Close this search box.
Issue 808, 8 June 2021 
In this issue: 


Your Future, Your Super Bill passed by House of Representatives 

The Bill to implement the Government’s Your Future, Your Super reforms has been passed by the House of Representatives with one substantial amendment. 

As reported in ASFA Action issue 793, the Treasury Laws Amendment (Your Future, Your Super) Bill 2021 will implement the Your Future, Your Super reforms announced in the October 2020 Federal Budget (see ASFA Actions 778 and 785 for further background). Those reforms contain: 

During debate on the Bill, the House of Representatives accepted a Government amendment to remove one aspect of the best financial interests duty that would have prohibited the trustee of a registrable superannuation entity making a payment or investment of a kind prescribed by regulations. 

Several other amendments moved by the Opposition and by the crossbench were rejected, including: 

The Bill now awaits consideration by the Senate, which will next sit from 15-17 June.

APRA data collection: APRA Connect

APRA has published further information to assist regulated entities, including superannuation trustees, prepare for the new APRA Connect data reporting environment, which is scheduled to go live on 13 September. 
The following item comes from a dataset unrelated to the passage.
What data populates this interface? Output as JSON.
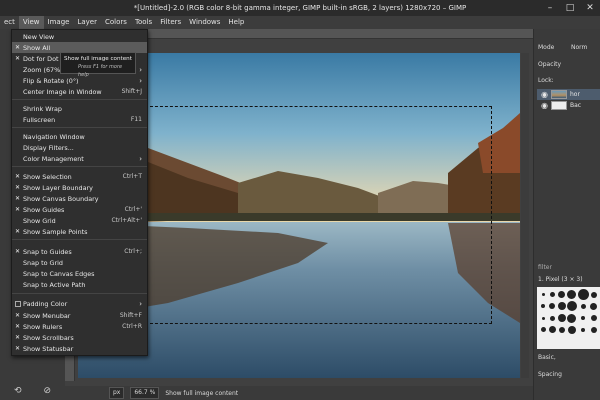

In particular, APRA’s update notes that: 


Ceasing use of LIBOR in new contracts

APRA, ASIC and the Reserve Bank of Australia have emphasised the need for entities to cease using benchmarks tied to the London Interbank Offered Rate (LIBOR) in new contracts before the end of 2021. 

On 2 June, the Financial Stability Board (FSB) announced that all new use of LIBOR benchmarks should cease as soon as practicable and no later than the timelines set out by home authorities and/or national working groups in the relevant currencies. The FSB also released guidance materials and statements encouraging the adoption of overnight risk-free rates where appropriate, and supporting the use of the International Swaps and Derivatives Association (ISDA) spread adjustments in cash products. 

ASIC, APRA and the Reserve Bank have indicated they support the guidance and expectations set by the FSB. In their view, continued reliance on LIBOR poses significant risks and disruptions to the stability and integrity of the financial system. Firms themselves may also face financial, conduct, litigation, and operational risks associated with inadequate preparation. 

ASIC, APRA, and the RBA expect all market participants to adhere to the deadline at the end of 2021 for the issuance of new LIBOR contracts. They should also accelerate the active conversion of legacy LIBOR contracts. 

ASIC has previously issued an information sheet providing guidance that Australian entities can adopt to manage conduct risk during the London Interbank Offered Rate (LIBOR) transition — see ASFA Action issue 786 for background. 




ASFA’s Regulatory Watchlist (ARW) tracks developments in Legislation, inquiries, consultations

and other regulatory announcements relevant to superannuation.

Close this search box.
Close this search box.

Logged in as

Most recent